1. Spectacle (IMAX-style blockbusters)
2. Family (cartoon like features)
3. Horror (teen-driven), and
4. Film Club (formerly arthouse but now anything serious).

There are isolated pockets like black cinema, romcom, girl’s-night-out, seniors, teen gross-outs, but it’s primarily those four. Everything else is TV. Now I have to go back to episode five of ‘Looming Tower.'”
~ Paul Schrader

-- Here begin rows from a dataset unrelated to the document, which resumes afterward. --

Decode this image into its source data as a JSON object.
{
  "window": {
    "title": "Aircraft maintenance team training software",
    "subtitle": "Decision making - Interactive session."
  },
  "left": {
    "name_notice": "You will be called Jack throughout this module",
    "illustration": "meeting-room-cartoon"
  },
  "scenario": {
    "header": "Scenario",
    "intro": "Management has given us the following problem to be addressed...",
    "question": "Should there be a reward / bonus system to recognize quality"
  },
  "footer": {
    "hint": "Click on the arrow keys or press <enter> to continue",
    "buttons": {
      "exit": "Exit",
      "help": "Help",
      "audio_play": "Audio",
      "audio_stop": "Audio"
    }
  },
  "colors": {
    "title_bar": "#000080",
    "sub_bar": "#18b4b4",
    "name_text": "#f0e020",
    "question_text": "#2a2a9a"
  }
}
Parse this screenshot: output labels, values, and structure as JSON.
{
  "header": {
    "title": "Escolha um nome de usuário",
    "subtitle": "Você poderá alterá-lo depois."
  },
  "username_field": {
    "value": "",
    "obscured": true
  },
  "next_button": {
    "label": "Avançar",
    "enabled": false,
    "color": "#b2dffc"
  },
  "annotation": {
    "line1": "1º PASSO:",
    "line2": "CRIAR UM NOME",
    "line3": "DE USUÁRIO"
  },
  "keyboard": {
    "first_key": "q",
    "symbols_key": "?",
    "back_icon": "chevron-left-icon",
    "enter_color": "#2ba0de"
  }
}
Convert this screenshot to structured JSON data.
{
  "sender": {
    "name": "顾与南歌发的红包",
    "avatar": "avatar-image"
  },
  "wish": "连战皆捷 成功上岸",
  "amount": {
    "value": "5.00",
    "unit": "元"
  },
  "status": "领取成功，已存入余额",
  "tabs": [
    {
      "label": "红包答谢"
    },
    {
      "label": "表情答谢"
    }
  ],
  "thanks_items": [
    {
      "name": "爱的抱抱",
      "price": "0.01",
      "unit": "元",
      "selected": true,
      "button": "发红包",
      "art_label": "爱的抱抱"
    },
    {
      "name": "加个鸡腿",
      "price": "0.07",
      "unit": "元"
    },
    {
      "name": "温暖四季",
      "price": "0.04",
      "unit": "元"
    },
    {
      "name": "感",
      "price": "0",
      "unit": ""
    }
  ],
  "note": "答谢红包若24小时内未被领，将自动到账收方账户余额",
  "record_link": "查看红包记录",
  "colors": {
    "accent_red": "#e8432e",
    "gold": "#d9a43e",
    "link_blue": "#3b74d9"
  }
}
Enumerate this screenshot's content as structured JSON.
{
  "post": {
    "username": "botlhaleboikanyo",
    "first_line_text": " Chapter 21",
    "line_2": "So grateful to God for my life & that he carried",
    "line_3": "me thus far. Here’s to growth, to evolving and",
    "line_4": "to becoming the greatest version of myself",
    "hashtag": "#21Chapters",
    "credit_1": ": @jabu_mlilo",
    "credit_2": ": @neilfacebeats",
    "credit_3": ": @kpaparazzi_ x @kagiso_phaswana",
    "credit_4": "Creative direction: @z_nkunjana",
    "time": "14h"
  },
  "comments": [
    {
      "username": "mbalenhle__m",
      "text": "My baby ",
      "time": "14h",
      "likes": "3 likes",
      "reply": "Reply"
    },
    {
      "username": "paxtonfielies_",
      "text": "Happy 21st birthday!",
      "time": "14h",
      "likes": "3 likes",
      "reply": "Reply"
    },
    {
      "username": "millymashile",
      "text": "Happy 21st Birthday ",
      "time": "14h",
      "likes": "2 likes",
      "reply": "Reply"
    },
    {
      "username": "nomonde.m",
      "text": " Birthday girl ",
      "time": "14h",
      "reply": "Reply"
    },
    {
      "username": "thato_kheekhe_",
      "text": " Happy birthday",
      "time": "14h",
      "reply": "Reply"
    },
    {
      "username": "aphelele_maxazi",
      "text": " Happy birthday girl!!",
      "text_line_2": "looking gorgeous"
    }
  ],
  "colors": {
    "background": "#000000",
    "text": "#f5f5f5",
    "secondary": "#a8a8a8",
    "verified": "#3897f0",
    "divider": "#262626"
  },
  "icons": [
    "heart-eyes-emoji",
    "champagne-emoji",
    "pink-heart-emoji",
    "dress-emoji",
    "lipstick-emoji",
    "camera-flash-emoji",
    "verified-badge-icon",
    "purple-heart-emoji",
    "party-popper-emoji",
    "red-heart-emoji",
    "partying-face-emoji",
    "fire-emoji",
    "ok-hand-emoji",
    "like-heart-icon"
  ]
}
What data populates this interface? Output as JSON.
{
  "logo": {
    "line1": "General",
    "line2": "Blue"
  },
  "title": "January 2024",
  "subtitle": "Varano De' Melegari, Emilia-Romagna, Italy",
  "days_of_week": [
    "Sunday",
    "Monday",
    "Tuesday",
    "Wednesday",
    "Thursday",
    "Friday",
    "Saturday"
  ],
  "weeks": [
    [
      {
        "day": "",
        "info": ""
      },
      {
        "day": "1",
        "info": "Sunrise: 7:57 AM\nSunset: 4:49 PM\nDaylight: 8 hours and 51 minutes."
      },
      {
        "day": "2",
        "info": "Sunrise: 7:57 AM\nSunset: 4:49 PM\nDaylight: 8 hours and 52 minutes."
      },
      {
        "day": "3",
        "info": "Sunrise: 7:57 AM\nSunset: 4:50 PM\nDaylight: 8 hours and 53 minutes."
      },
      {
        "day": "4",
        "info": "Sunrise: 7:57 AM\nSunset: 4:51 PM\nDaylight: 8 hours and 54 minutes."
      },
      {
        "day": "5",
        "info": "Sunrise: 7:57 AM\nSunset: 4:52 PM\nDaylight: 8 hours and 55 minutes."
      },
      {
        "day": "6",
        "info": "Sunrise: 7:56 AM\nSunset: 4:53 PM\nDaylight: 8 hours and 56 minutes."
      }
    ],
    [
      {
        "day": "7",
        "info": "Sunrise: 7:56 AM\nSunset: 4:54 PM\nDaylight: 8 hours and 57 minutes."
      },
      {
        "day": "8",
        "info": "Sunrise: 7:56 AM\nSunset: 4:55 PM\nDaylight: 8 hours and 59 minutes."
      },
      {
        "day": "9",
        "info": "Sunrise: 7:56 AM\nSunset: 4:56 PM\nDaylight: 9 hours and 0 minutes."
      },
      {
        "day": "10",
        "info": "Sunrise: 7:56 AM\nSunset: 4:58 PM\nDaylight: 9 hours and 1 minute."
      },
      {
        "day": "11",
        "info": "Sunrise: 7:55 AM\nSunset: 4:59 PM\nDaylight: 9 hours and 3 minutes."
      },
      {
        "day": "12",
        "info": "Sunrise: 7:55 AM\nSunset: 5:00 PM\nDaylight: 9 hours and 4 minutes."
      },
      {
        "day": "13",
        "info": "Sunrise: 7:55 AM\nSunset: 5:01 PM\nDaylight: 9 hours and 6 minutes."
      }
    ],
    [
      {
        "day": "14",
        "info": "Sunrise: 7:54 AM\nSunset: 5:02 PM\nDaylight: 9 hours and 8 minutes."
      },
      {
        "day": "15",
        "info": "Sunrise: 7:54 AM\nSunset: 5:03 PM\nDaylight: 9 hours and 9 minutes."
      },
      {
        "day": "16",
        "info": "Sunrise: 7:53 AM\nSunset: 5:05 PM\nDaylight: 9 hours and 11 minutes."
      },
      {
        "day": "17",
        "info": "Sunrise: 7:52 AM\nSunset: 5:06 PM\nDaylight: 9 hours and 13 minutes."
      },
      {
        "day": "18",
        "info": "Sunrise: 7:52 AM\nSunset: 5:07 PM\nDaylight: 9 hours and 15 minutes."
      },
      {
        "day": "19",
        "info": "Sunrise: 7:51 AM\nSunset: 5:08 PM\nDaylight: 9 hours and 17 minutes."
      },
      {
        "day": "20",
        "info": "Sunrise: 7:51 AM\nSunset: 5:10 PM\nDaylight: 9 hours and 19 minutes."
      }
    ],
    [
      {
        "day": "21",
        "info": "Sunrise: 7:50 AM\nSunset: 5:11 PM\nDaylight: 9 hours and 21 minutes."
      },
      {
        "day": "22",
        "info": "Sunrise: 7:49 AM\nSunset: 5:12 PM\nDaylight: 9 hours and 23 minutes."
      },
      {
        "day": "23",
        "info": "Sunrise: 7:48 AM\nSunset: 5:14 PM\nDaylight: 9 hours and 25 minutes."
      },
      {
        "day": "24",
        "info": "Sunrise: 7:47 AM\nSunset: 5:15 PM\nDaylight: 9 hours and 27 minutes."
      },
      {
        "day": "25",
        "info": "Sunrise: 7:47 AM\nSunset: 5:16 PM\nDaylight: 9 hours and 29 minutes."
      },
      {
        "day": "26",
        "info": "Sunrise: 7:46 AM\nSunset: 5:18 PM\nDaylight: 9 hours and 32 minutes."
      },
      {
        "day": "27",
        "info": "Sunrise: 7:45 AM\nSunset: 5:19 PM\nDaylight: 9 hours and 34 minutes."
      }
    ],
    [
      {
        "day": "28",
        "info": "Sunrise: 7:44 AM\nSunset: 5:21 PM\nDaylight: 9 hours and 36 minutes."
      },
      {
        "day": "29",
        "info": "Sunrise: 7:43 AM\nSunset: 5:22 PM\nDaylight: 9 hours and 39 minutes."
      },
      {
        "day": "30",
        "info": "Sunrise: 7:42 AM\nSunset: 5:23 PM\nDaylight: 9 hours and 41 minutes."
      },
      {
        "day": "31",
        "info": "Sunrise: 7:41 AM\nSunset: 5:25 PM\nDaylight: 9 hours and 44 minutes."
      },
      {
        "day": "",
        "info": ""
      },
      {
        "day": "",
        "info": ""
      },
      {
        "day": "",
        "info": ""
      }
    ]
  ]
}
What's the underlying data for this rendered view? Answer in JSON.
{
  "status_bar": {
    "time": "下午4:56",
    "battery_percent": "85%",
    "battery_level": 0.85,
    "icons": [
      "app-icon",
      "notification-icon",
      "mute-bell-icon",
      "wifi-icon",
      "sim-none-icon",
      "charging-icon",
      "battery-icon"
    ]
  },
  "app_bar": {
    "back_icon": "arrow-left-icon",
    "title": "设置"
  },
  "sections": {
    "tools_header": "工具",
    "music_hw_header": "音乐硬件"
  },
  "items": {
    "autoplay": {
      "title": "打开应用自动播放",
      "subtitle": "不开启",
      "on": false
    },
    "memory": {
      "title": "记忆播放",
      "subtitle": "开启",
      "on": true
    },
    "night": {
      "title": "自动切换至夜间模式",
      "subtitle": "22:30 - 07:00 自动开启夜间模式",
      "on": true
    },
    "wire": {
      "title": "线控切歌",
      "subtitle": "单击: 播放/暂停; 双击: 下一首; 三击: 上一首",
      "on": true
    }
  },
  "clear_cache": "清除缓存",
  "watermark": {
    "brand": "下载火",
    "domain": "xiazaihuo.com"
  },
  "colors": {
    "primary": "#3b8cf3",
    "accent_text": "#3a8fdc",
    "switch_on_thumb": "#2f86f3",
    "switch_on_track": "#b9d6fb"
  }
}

“Because of my relative candor on Twitter regarding why I quit my day job, my DMs have overflowed with similar stories from colleagues around the globe. These peeks behind the curtains of film festivals, venues, distributors and funding bodies weren’t pretty. Certain dismal patterns recurred (and resonated): Boards who don’t engage with or even understand their organization’s artistic mission and are insensitive to the diverse neighborhood in which their organization’s venue is located; incompetent founders and/or presidents who create only obstacles, never solutions; unduly empowered, Trumpian bean counters who chip away at the taste and experiences that make organizations’ cultural offerings special; expensive PR teams that don’t bring to the table a bare-minimum familiarity with the rich subcultural art form they’re half-heartedly peddling as “product”; nonprofit arts organizations for whom art now ranks as a distant-second goal behind profit.”
~ Eric Allen Hatch